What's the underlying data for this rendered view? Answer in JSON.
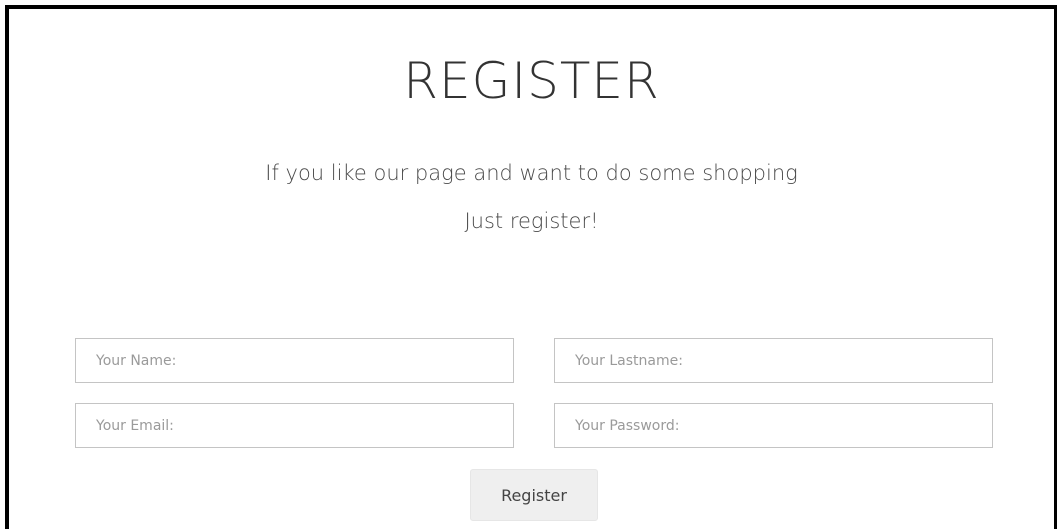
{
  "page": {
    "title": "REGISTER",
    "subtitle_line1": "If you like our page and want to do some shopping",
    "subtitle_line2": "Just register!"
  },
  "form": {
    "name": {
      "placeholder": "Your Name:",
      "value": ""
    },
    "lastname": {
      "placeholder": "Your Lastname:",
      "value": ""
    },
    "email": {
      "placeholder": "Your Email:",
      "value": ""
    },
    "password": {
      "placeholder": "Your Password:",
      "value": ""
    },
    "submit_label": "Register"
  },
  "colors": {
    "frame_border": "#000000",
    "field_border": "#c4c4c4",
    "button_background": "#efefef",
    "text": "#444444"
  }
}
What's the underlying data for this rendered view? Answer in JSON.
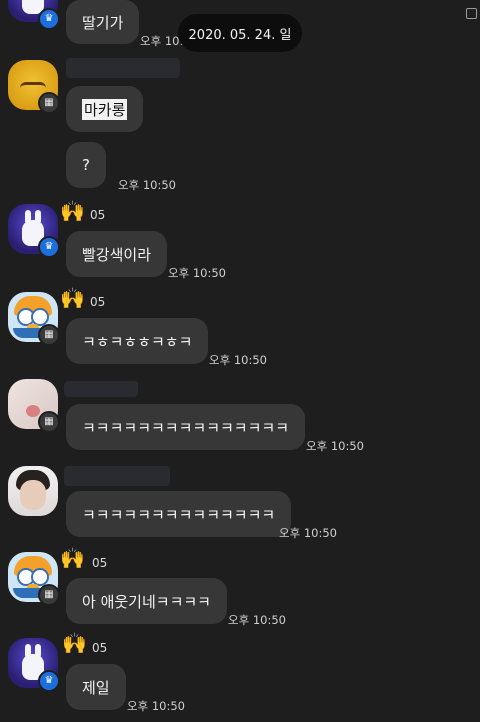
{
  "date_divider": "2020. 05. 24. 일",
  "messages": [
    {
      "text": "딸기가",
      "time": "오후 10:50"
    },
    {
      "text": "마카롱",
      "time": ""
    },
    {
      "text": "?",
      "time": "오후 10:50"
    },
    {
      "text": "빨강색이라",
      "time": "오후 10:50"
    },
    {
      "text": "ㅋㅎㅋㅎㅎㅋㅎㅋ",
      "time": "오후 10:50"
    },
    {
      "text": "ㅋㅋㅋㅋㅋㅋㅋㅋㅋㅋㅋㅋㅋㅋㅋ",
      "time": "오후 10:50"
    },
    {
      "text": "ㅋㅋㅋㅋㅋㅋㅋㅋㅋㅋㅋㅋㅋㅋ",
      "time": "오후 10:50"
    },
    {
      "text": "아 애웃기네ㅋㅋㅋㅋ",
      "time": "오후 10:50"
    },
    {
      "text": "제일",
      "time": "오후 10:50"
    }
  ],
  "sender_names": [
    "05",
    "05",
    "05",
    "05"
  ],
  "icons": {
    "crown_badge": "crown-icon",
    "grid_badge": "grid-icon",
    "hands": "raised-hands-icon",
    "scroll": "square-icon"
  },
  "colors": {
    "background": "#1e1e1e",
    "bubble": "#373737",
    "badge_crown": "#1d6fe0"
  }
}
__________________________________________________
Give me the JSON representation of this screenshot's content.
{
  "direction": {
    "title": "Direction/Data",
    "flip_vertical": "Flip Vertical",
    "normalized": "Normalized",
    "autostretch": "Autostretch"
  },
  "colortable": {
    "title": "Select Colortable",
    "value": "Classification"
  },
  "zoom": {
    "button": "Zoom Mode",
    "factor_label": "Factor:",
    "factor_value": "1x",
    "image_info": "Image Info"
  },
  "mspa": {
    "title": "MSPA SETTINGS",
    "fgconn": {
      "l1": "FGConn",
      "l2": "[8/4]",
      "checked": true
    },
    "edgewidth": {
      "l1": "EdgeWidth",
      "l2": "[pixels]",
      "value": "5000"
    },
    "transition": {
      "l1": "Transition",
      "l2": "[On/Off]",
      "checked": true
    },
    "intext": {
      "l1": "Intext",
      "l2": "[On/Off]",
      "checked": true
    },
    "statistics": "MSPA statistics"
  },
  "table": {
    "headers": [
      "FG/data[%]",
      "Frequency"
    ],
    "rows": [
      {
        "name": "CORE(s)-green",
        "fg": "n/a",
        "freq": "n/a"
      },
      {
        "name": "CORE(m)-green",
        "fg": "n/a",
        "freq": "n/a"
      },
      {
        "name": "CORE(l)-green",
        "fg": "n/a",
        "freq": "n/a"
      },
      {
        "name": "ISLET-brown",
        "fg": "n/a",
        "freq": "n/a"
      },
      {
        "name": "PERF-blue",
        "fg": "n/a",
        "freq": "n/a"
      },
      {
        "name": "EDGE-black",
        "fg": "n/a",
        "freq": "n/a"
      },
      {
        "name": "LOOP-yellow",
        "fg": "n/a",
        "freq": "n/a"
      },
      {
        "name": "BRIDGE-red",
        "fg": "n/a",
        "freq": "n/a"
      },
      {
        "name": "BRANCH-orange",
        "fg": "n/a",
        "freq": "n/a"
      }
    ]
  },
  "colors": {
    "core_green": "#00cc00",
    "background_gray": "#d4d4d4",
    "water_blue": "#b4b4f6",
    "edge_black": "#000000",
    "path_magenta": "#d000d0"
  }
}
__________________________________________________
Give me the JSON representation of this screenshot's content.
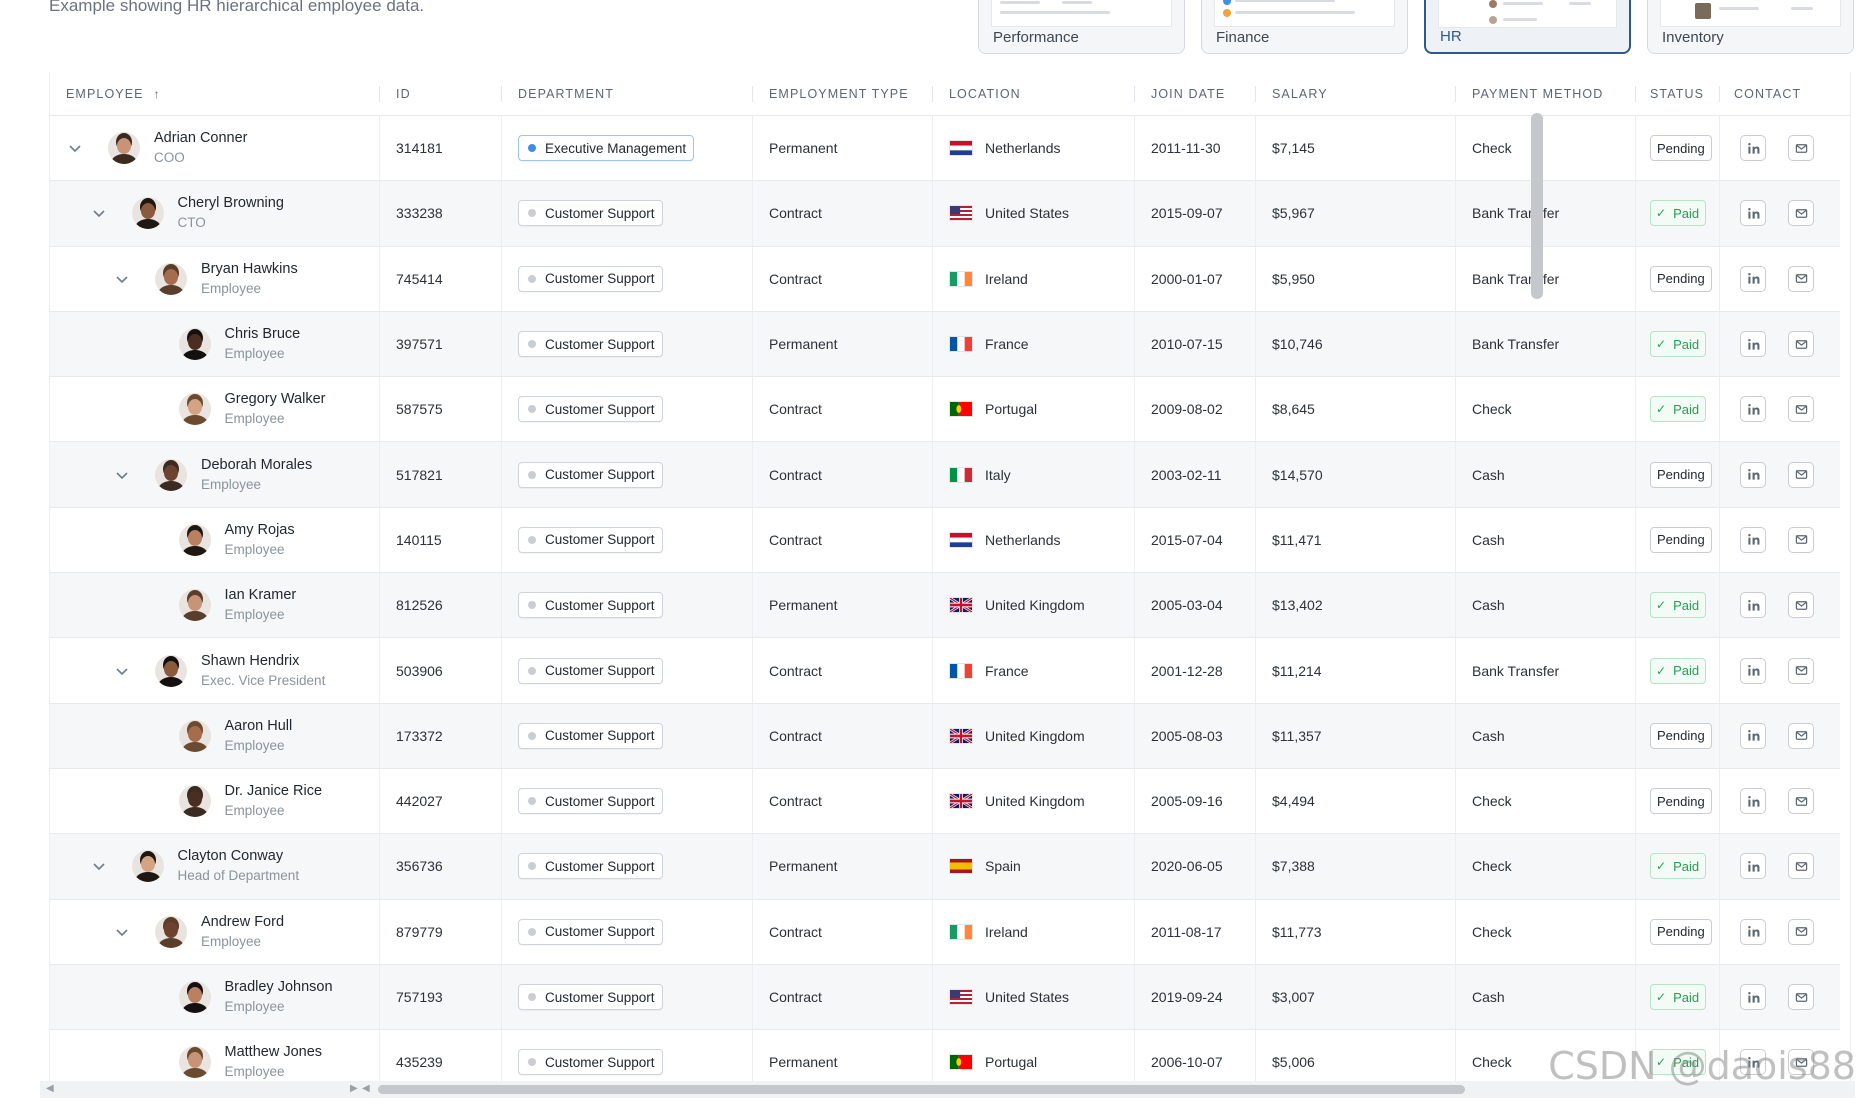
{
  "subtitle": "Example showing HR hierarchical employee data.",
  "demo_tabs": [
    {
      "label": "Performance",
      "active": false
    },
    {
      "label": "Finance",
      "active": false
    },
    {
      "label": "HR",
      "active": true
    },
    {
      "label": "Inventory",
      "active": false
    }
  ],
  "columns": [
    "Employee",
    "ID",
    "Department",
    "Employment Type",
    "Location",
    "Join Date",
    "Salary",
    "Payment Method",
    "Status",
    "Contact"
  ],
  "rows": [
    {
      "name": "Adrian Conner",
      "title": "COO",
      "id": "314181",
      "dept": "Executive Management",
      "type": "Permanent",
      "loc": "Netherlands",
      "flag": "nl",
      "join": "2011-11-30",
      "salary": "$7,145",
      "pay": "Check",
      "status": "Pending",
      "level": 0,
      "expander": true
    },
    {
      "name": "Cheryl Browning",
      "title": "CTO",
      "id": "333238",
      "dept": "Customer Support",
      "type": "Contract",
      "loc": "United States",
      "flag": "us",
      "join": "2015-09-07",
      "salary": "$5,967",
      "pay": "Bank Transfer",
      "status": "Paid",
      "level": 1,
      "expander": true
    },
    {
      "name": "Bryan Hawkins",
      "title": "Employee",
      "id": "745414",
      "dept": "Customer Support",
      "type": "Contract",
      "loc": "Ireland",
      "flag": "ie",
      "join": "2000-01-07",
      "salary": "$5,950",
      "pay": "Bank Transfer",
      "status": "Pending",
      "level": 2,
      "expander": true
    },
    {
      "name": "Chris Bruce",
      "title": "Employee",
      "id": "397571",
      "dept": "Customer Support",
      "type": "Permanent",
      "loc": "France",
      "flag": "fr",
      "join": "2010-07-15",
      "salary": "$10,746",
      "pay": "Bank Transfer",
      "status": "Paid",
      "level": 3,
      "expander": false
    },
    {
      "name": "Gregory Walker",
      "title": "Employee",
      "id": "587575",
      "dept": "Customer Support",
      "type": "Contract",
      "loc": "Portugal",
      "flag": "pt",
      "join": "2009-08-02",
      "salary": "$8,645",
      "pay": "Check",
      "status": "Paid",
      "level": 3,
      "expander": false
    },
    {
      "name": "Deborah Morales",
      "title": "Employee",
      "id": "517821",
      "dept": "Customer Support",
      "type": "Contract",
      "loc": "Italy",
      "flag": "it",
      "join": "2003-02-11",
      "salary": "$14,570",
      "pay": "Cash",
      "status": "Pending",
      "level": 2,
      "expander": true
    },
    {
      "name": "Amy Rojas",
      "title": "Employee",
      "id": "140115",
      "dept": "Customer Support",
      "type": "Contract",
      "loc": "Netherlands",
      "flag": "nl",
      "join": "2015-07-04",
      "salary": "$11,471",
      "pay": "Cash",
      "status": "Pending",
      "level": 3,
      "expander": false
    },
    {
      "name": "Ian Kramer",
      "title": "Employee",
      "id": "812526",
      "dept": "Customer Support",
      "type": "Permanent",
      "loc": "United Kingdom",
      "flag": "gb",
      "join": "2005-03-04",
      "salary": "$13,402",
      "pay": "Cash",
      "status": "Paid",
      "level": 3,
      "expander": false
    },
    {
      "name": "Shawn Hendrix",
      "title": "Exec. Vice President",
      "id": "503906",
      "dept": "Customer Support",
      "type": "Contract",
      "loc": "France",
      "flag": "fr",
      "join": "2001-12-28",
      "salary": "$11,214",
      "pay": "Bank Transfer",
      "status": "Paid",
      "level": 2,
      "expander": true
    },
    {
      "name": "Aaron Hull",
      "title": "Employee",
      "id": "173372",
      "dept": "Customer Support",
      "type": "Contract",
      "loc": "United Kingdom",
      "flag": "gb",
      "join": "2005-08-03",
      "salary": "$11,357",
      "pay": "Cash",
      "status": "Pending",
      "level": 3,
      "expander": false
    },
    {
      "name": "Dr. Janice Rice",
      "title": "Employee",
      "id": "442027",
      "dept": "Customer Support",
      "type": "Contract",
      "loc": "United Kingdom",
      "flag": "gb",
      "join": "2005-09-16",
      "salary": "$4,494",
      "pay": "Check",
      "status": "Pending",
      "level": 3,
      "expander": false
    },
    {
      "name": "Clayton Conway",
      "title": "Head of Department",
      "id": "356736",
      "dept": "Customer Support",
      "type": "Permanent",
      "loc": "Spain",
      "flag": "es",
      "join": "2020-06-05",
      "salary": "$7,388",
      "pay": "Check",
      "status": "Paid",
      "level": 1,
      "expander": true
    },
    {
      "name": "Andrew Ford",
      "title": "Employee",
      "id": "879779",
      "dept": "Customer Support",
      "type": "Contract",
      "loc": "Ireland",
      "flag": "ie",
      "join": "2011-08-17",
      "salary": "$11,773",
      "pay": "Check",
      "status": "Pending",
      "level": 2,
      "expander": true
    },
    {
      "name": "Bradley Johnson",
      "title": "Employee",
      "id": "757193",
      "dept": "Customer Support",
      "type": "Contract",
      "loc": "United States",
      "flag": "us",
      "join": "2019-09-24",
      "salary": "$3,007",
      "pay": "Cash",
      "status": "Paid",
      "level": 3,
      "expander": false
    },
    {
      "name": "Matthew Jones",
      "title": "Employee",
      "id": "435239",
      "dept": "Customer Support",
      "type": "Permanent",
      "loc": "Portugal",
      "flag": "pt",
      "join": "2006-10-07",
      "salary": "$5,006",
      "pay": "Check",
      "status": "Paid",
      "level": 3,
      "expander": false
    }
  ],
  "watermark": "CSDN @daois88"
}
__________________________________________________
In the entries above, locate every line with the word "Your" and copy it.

      "placeholder": "Your Name:",
      "placeholder": "Your Lastname:",
      "placeholder": "Your Email:",
      "placeholder": "Your Password:",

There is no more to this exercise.